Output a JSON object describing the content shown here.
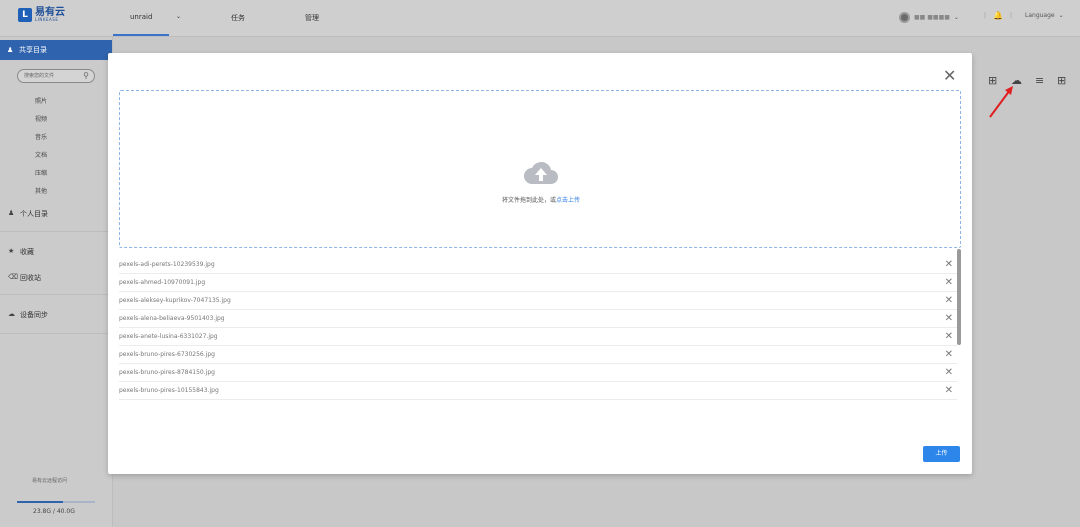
{
  "header": {
    "logo_text": "易有云",
    "logo_sub": "LINKEASE",
    "tabs": [
      "unraid",
      "任务",
      "管理"
    ],
    "user_text": "■■ ■■■■",
    "language": "Language"
  },
  "sidebar": {
    "active_item": "共享目录",
    "search_placeholder": "搜索您的文件",
    "sub_items": [
      "照片",
      "视频",
      "音乐",
      "文档",
      "压缩",
      "其他"
    ],
    "items": [
      "个人目录",
      "收藏",
      "回收站",
      "设备同步"
    ],
    "remote_access": "易有云远程访问",
    "storage": {
      "text": "23.8G / 40.0G",
      "used_fraction": 0.595
    }
  },
  "modal": {
    "drop_text": "将文件拖到此处，或",
    "drop_link": "点击上传",
    "upload_button": "上传",
    "files": [
      "pexels-adi-perets-10239539.jpg",
      "pexels-ahmed-10970091.jpg",
      "pexels-aleksey-kuprikov-7047135.jpg",
      "pexels-alena-beliaeva-9501403.jpg",
      "pexels-anete-lusina-6331027.jpg",
      "pexels-bruno-pires-6730256.jpg",
      "pexels-bruno-pires-8784150.jpg",
      "pexels-bruno-pires-10155843.jpg"
    ]
  },
  "colors": {
    "accent": "#2d86ea",
    "sidebar_active": "#2f63ad",
    "annotation_arrow": "#e02020"
  }
}
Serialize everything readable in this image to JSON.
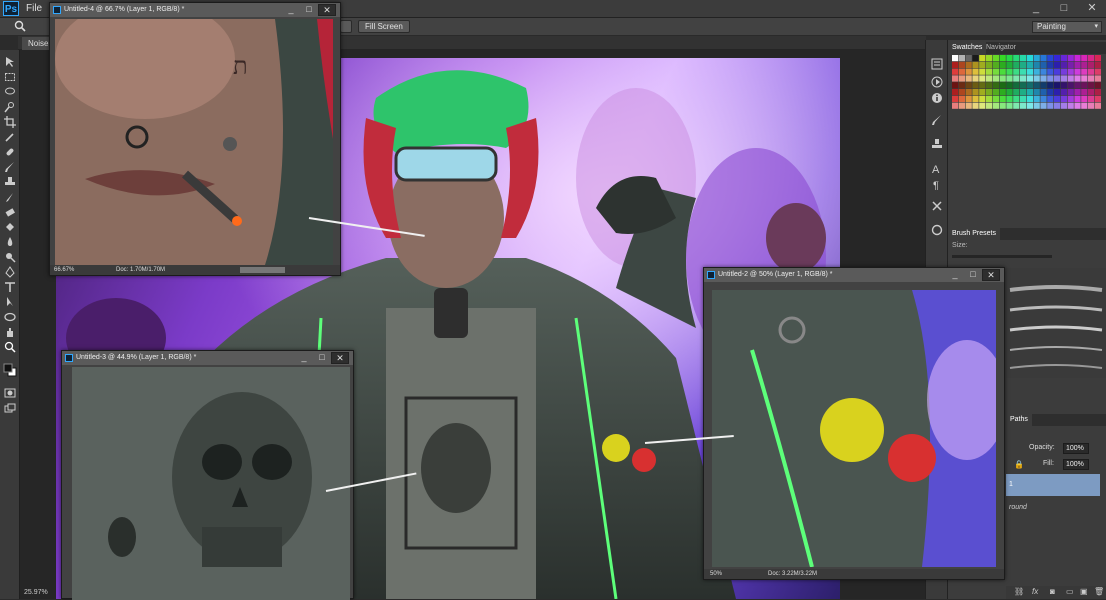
{
  "app": {
    "logo": "Ps",
    "menu": [
      "File"
    ],
    "window_controls": [
      "_",
      "□",
      "✕"
    ]
  },
  "options_bar": {
    "fill_screen_label": "Fill Screen",
    "workspace": "Painting"
  },
  "document_tab": {
    "label": "Noise."
  },
  "status": {
    "zoom": "25.97%"
  },
  "windows": {
    "w4": {
      "title": "Untitled-4 @ 66.7% (Layer 1, RGB/8) *",
      "zoom": "66.67%",
      "doc": "Doc: 1.70M/1.70M"
    },
    "w3": {
      "title": "Untitled-3 @ 44.9% (Layer 1, RGB/8) *"
    },
    "w2": {
      "title": "Untitled-2 @ 50% (Layer 1, RGB/8) *",
      "zoom": "50%",
      "doc": "Doc: 3.22M/3.22M"
    }
  },
  "panels": {
    "swatches_tab": "Swatches",
    "navigator_tab": "Navigator",
    "brush_presets_tab": "Brush Presets",
    "size_label": "Size:",
    "paths_tab": "Paths",
    "opacity_label": "Opacity:",
    "opacity_value": "100%",
    "fill_label": "Fill:",
    "fill_value": "100%",
    "layer1_label": "1",
    "background_label": "round"
  },
  "colors": {
    "accent": "#31a8ff",
    "selected_layer": "#7d9bc2"
  }
}
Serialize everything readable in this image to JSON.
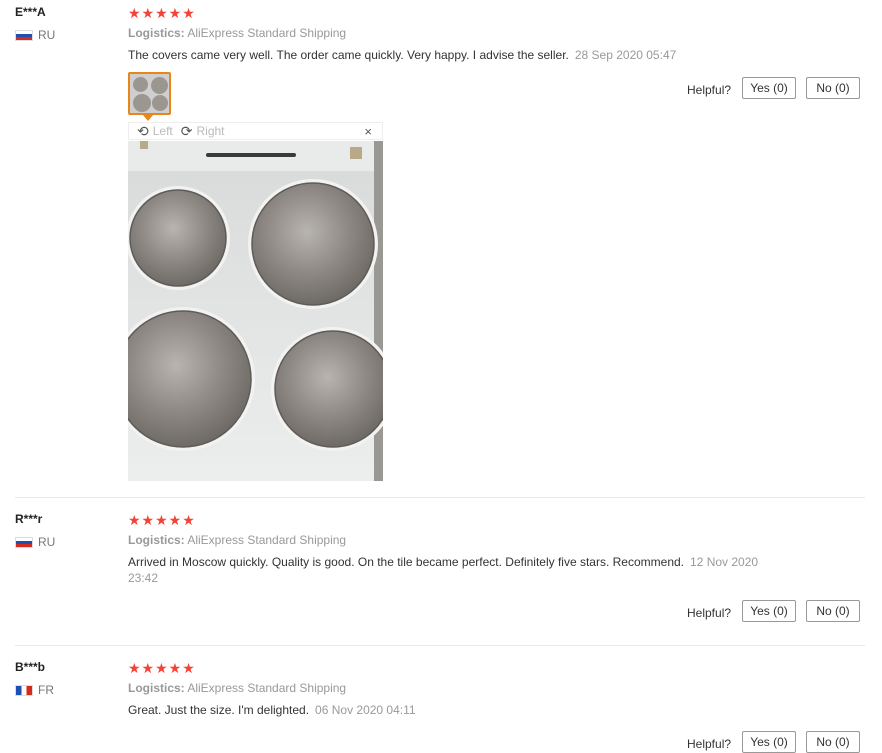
{
  "reviews": [
    {
      "name": "E***A",
      "country": "RU",
      "stars": "★★★★★",
      "logistics_label": "Logistics:",
      "logistics_value": "AliExpress Standard Shipping",
      "text": "The covers came very well. The order came quickly. Very happy. I advise the seller.",
      "date": "28 Sep 2020 05:47",
      "helpful_label": "Helpful?",
      "yes_label": "Yes (0)",
      "no_label": "No (0)",
      "viewer": {
        "left_label": "Left",
        "right_label": "Right",
        "close_label": "×"
      }
    },
    {
      "name": "R***r",
      "country": "RU",
      "stars": "★★★★★",
      "logistics_label": "Logistics:",
      "logistics_value": "AliExpress Standard Shipping",
      "text": "Arrived in Moscow quickly. Quality is good. On the tile became perfect. Definitely five stars. Recommend.",
      "date": "12 Nov 2020 23:42",
      "helpful_label": "Helpful?",
      "yes_label": "Yes (0)",
      "no_label": "No (0)"
    },
    {
      "name": "B***b",
      "country": "FR",
      "stars": "★★★★★",
      "logistics_label": "Logistics:",
      "logistics_value": "AliExpress Standard Shipping",
      "text": "Great. Just the size. I'm delighted.",
      "date": "06 Nov 2020 04:11",
      "helpful_label": "Helpful?",
      "yes_label": "Yes (0)",
      "no_label": "No (0)"
    }
  ],
  "colors": {
    "star": "#f44336",
    "thumb_border": "#e8861a",
    "muted": "#999999"
  },
  "icons": [
    "flag-ru-icon",
    "flag-fr-icon",
    "rotate-left-icon",
    "rotate-right-icon",
    "close-icon",
    "star-icon"
  ]
}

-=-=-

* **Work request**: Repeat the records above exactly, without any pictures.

* **Written solution**:
Output a JSON object describing the content shown here.
{
  "header": {
    "logo_text": "易有云",
    "logo_sub": "LINKEASE",
    "tabs": [
      "unraid",
      "任务",
      "管理"
    ],
    "user_text": "■■ ■■■■",
    "language": "Language"
  },
  "sidebar": {
    "active_item": "共享目录",
    "search_placeholder": "搜索您的文件",
    "sub_items": [
      "照片",
      "视频",
      "音乐",
      "文档",
      "压缩",
      "其他"
    ],
    "items": [
      "个人目录",
      "收藏",
      "回收站",
      "设备同步"
    ],
    "remote_access": "易有云远程访问",
    "storage": {
      "text": "23.8G / 40.0G",
      "used_fraction": 0.595
    }
  },
  "modal": {
    "drop_text": "将文件拖到此处，或",
    "drop_link": "点击上传",
    "upload_button": "上传",
    "files": [
      "pexels-adi-perets-10239539.jpg",
      "pexels-ahmed-10970091.jpg",
      "pexels-aleksey-kuprikov-7047135.jpg",
      "pexels-alena-beliaeva-9501403.jpg",
      "pexels-anete-lusina-6331027.jpg",
      "pexels-bruno-pires-6730256.jpg",
      "pexels-bruno-pires-8784150.jpg",
      "pexels-bruno-pires-10155843.jpg"
    ]
  },
  "colors": {
    "accent": "#2d86ea",
    "sidebar_active": "#2f63ad",
    "annotation_arrow": "#e02020"
  }
}
Serialize everything readable in this image to JSON.
{
  "app": {
    "logo": "Ps",
    "menu": [
      "File"
    ],
    "window_controls": [
      "_",
      "□",
      "✕"
    ]
  },
  "options_bar": {
    "fill_screen_label": "Fill Screen",
    "workspace": "Painting"
  },
  "document_tab": {
    "label": "Noise."
  },
  "status": {
    "zoom": "25.97%"
  },
  "windows": {
    "w4": {
      "title": "Untitled-4 @ 66.7% (Layer 1, RGB/8) *",
      "zoom": "66.67%",
      "doc": "Doc: 1.70M/1.70M"
    },
    "w3": {
      "title": "Untitled-3 @ 44.9% (Layer 1, RGB/8) *"
    },
    "w2": {
      "title": "Untitled-2 @ 50% (Layer 1, RGB/8) *",
      "zoom": "50%",
      "doc": "Doc: 3.22M/3.22M"
    }
  },
  "panels": {
    "swatches_tab": "Swatches",
    "navigator_tab": "Navigator",
    "brush_presets_tab": "Brush Presets",
    "size_label": "Size:",
    "paths_tab": "Paths",
    "opacity_label": "Opacity:",
    "opacity_value": "100%",
    "fill_label": "Fill:",
    "fill_value": "100%",
    "layer1_label": "1",
    "background_label": "round"
  },
  "colors": {
    "accent": "#31a8ff",
    "selected_layer": "#7d9bc2"
  }
}
Serialize everything readable in this image to JSON.
{
  "reviews": [
    {
      "name": "E***A",
      "country": "RU",
      "stars": "★★★★★",
      "logistics_label": "Logistics:",
      "logistics_value": "AliExpress Standard Shipping",
      "text": "The covers came very well. The order came quickly. Very happy. I advise the seller.",
      "date": "28 Sep 2020 05:47",
      "helpful_label": "Helpful?",
      "yes_label": "Yes (0)",
      "no_label": "No (0)",
      "viewer": {
        "left_label": "Left",
        "right_label": "Right",
        "close_label": "×"
      }
    },
    {
      "name": "R***r",
      "country": "RU",
      "stars": "★★★★★",
      "logistics_label": "Logistics:",
      "logistics_value": "AliExpress Standard Shipping",
      "text": "Arrived in Moscow quickly. Quality is good. On the tile became perfect. Definitely five stars. Recommend.",
      "date": "12 Nov 2020 23:42",
      "helpful_label": "Helpful?",
      "yes_label": "Yes (0)",
      "no_label": "No (0)"
    },
    {
      "name": "B***b",
      "country": "FR",
      "stars": "★★★★★",
      "logistics_label": "Logistics:",
      "logistics_value": "AliExpress Standard Shipping",
      "text": "Great. Just the size. I'm delighted.",
      "date": "06 Nov 2020 04:11",
      "helpful_label": "Helpful?",
      "yes_label": "Yes (0)",
      "no_label": "No (0)"
    }
  ],
  "colors": {
    "star": "#f44336",
    "thumb_border": "#e8861a",
    "muted": "#999999"
  },
  "icons": [
    "flag-ru-icon",
    "flag-fr-icon",
    "rotate-left-icon",
    "rotate-right-icon",
    "close-icon",
    "star-icon"
  ]
}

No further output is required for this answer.